*Work to complete*.
Repeat the records below exactly.

*Data to process*.
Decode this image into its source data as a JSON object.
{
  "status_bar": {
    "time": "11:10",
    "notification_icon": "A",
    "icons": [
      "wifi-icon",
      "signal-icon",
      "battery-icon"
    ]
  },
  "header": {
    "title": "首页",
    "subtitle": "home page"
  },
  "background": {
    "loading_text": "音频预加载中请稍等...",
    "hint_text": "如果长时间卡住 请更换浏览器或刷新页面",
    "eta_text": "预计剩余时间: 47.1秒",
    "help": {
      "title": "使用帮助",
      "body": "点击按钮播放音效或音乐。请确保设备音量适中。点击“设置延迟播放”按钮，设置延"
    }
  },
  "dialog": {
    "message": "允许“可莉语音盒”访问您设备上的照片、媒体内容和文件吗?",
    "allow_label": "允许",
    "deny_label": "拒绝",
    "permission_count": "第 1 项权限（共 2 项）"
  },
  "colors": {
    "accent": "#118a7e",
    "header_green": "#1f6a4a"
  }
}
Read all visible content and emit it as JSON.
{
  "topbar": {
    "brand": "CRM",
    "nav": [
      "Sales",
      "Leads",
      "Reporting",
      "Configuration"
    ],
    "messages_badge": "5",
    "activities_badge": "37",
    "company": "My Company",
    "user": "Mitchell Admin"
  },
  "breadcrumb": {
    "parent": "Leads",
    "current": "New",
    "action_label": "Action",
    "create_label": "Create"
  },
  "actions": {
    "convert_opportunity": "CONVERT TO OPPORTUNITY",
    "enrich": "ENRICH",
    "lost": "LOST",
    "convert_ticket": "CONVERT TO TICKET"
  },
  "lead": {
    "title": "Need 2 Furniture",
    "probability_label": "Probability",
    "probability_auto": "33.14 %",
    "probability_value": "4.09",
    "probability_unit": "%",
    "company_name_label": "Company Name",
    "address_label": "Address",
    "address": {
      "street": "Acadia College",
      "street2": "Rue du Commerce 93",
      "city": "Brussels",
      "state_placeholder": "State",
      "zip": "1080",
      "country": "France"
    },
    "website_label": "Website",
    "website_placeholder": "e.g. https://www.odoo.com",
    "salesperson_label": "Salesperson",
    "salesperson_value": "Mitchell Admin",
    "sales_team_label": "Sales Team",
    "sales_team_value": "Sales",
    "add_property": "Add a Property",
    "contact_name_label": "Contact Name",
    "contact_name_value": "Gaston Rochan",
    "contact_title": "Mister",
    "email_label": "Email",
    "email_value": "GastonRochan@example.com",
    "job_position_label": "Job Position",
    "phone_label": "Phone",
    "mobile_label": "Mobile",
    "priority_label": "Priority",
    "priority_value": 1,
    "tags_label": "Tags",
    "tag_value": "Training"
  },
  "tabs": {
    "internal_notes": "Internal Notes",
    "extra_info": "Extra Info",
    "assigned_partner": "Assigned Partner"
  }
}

*Reply to the exercise*.
Decode this image into its source data as a JSON object.
{
  "status_bar": {
    "time": "11:10",
    "notification_icon": "A",
    "icons": [
      "wifi-icon",
      "signal-icon",
      "battery-icon"
    ]
  },
  "header": {
    "title": "首页",
    "subtitle": "home page"
  },
  "background": {
    "loading_text": "音频预加载中请稍等...",
    "hint_text": "如果长时间卡住 请更换浏览器或刷新页面",
    "eta_text": "预计剩余时间: 47.1秒",
    "help": {
      "title": "使用帮助",
      "body": "点击按钮播放音效或音乐。请确保设备音量适中。点击“设置延迟播放”按钮，设置延"
    }
  },
  "dialog": {
    "message": "允许“可莉语音盒”访问您设备上的照片、媒体内容和文件吗?",
    "allow_label": "允许",
    "deny_label": "拒绝",
    "permission_count": "第 1 项权限（共 2 项）"
  },
  "colors": {
    "accent": "#118a7e",
    "header_green": "#1f6a4a"
  }
}
Read all visible content and emit it as JSON.
{
  "topbar": {
    "brand": "CRM",
    "nav": [
      "Sales",
      "Leads",
      "Reporting",
      "Configuration"
    ],
    "messages_badge": "5",
    "activities_badge": "37",
    "company": "My Company",
    "user": "Mitchell Admin"
  },
  "breadcrumb": {
    "parent": "Leads",
    "current": "New",
    "action_label": "Action",
    "create_label": "Create"
  },
  "actions": {
    "convert_opportunity": "CONVERT TO OPPORTUNITY",
    "enrich": "ENRICH",
    "lost": "LOST",
    "convert_ticket": "CONVERT TO TICKET"
  },
  "lead": {
    "title": "Need 2 Furniture",
    "probability_label": "Probability",
    "probability_auto": "33.14 %",
    "probability_value": "4.09",
    "probability_unit": "%",
    "company_name_label": "Company Name",
    "address_label": "Address",
    "address": {
      "street": "Acadia College",
      "street2": "Rue du Commerce 93",
      "city": "Brussels",
      "state_placeholder": "State",
      "zip": "1080",
      "country": "France"
    },
    "website_label": "Website",
    "website_placeholder": "e.g. https://www.odoo.com",
    "salesperson_label": "Salesperson",
    "salesperson_value": "Mitchell Admin",
    "sales_team_label": "Sales Team",
    "sales_team_value": "Sales",
    "add_property": "Add a Property",
    "contact_name_label": "Contact Name",
    "contact_name_value": "Gaston Rochan",
    "contact_title": "Mister",
    "email_label": "Email",
    "email_value": "GastonRochan@example.com",
    "job_position_label": "Job Position",
    "phone_label": "Phone",
    "mobile_label": "Mobile",
    "priority_label": "Priority",
    "priority_value": 1,
    "tags_label": "Tags",
    "tag_value": "Training"
  },
  "tabs": {
    "internal_notes": "Internal Notes",
    "extra_info": "Extra Info",
    "assigned_partner": "Assigned Partner"
  }
}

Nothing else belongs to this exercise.